[THE TASK] Scan the data, and whenever a line contains "true", copy it.

***** PROVIDED ENTRIES

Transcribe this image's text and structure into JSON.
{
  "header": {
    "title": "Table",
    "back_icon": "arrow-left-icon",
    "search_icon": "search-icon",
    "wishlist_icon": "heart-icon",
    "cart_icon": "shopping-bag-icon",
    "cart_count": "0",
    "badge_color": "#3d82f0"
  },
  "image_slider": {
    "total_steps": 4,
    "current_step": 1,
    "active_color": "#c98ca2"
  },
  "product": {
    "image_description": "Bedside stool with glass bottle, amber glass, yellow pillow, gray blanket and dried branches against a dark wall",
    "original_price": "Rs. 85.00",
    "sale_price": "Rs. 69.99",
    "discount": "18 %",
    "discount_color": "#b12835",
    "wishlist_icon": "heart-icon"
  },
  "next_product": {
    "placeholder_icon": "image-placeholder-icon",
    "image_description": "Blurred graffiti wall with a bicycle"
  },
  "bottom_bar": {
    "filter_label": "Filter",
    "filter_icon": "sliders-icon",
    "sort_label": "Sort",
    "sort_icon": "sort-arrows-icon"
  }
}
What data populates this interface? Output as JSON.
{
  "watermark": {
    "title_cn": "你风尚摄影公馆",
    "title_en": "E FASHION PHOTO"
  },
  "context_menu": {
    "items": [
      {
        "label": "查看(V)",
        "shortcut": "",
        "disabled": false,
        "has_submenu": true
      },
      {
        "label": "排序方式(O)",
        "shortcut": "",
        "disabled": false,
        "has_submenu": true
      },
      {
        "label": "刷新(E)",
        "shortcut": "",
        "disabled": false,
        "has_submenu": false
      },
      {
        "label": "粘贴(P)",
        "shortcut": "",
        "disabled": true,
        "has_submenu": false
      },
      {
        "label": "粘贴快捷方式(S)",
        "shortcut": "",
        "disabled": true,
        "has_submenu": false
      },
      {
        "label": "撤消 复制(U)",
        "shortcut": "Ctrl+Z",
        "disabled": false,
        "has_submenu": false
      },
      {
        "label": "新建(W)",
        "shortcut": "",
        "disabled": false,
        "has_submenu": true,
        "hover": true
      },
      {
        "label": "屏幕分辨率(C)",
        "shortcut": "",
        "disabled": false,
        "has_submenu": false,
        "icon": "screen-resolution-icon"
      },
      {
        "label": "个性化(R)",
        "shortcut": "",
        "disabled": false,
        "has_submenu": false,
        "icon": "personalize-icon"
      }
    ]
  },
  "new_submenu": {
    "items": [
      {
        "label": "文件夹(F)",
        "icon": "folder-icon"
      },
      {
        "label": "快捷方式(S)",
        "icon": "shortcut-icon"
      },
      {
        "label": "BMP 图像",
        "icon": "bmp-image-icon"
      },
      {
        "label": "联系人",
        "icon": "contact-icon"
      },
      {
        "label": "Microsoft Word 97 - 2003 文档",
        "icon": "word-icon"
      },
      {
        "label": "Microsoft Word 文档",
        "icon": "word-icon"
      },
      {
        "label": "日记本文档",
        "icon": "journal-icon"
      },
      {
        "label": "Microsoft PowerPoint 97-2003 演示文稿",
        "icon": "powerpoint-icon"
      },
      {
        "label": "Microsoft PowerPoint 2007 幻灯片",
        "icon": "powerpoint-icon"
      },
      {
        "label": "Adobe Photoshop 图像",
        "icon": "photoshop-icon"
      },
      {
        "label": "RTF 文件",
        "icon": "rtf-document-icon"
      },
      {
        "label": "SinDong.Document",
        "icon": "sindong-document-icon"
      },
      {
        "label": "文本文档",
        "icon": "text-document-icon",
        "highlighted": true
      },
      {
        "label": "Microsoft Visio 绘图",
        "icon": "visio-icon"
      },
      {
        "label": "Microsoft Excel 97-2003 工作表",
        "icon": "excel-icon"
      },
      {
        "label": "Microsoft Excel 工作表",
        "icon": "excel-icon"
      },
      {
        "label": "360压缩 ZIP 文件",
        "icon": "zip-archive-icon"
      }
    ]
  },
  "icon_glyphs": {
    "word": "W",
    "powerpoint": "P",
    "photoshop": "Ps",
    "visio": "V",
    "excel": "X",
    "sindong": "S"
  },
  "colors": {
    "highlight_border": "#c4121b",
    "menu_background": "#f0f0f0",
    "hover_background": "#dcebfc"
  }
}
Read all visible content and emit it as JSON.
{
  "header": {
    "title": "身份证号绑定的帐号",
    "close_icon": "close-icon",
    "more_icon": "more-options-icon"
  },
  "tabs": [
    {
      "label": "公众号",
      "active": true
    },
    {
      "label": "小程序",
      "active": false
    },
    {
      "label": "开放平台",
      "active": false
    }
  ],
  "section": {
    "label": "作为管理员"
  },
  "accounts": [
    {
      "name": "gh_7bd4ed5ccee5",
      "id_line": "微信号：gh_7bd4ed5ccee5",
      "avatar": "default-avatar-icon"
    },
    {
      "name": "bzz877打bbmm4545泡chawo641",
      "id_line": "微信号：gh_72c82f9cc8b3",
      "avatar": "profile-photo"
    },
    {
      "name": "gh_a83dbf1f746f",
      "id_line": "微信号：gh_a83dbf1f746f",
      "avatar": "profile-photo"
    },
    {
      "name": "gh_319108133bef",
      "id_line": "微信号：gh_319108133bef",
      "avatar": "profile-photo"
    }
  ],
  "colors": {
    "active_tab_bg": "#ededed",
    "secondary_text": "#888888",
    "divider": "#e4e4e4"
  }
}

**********

[OUTPUT OF THE TASK]
        "has_submenu": true
        "has_submenu": true
        "disabled": true,
        "disabled": true,
        "has_submenu": true,
        "hover": true
        "highlighted": true
      "active": true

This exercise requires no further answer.